Once again, this is “get the kids out of the office” thinking. But jihadists don’t think like rebellious Dartmouth students or their faculty cheerleaders. For the psychopaths of al-Qaeda, the Islamic State, Hamas, Hezbollah, (you name the group), Gitmo is a joke. Abu Ghraib is meaningless. Even after Abu Ghraib, jihadists would strongly prefer to surrender to American troops than our Iraqi allies, confident in our good treatment. But it didn’t make them hate us less. We were hit on 9/11 before anyone outside the U.S. military could locate Gitmo on a map and after President Clinton had exerted such herculean effort to solve the Palestinian–Israeli conflict that he hosted a known terrorist in the White House more than any other foreign leader. That didn’t make our enemy hate us less.
Almost six years of jihadist reality (on his watch) don’t seem to have penetrated President Obama’s bulletproof ideological blinders. When he says we have no strategy yet for confronting the Islamic State, I’m hearing him say that we have no strategy consistent with his ideology. And while he may flail about, taking half-measures until ISIS is at least driven from the front pages (if not out from Iraq and Syria), he will never find a strategy consistent with an ideology that sees alleged American sins and misconduct as relevant at all to the existence of global jihad.
Jihadist Islam is violently expansionist to its very core — and its enemies are simply defined as anyone and everyone (regardless of faith) who doesn’t submit. Moreover, jihadist Islam isn’t some kind of historical aberration, a unique phenomenon created as a byproduct surrounding the (very brief) period of colonialism in the Middle East. It’s part of the historical DNA of the faith itself, with periodic waves of jihad sweeping out from the Islamic world since its founding. That’s just a fact. And while jihadists tend to focus on the enemy right in front of their face (the Christians, Jews, or Muslims next door), they can and do multi-task — trying to paralyze and intimidate the great powers who have the strength to crush their movement.

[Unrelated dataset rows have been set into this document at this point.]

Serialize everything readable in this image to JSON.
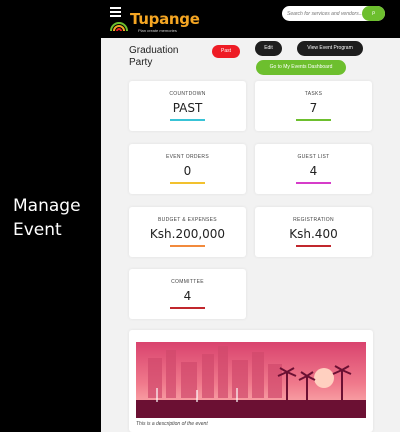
{
  "caption": {
    "line1": "Manage",
    "line2": "Event"
  },
  "header": {
    "logo_text": "Tupange",
    "logo_tagline": "Plan create memories",
    "search_placeholder": "Search for services and vendors...",
    "search_button": "ρ"
  },
  "event": {
    "title_line1": "Graduation",
    "title_line2": "Party",
    "status": "Past",
    "edit_label": "Edit",
    "program_label": "View Event Program",
    "dashboard_label": "Go to My Events Dashboard"
  },
  "cards": [
    {
      "label": "COUNTDOWN",
      "value": "PAST",
      "color": "#38c3d6"
    },
    {
      "label": "TASKS",
      "value": "7",
      "color": "#6dbf2e"
    },
    {
      "label": "EVENT ORDERS",
      "value": "0",
      "color": "#f2c12e"
    },
    {
      "label": "GUEST LIST",
      "value": "4",
      "color": "#d63cc9"
    },
    {
      "label": "BUDGET & EXPENSES",
      "value": "Ksh.200,000",
      "color": "#f28a3c"
    },
    {
      "label": "REGISTRATION",
      "value": "Ksh.400",
      "color": "#c1272d"
    },
    {
      "label": "COMMITTEE",
      "value": "4",
      "color": "#c1272d"
    }
  ],
  "image": {
    "description": "This is a description of the event"
  },
  "colors": {
    "accent_green": "#6dbf2e",
    "status_red": "#ee1c25",
    "brand_orange": "#f5a623"
  }
}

Jihad existed before modern Israel.
Jihad existed before America.
Jihad existed before even Great Britain.
So, no, it is not rooted in our supposed national sins, the Sykes-Picot agreement, or in the failure of the two-state solution. It’s ultimately rooted in a single, primal religious drive: To conquer until all the world bends the knee. That’s not nihilism. It’s fanaticism. And these fanatics don’t care one bit about the race or ideology of our president. But they do care about our strength or weakness. And now, Americans should (once again) see that weakness means death.
But one American doesn’t seem to see that truth. Unfortunately, that American happens to be our commander-in-chief.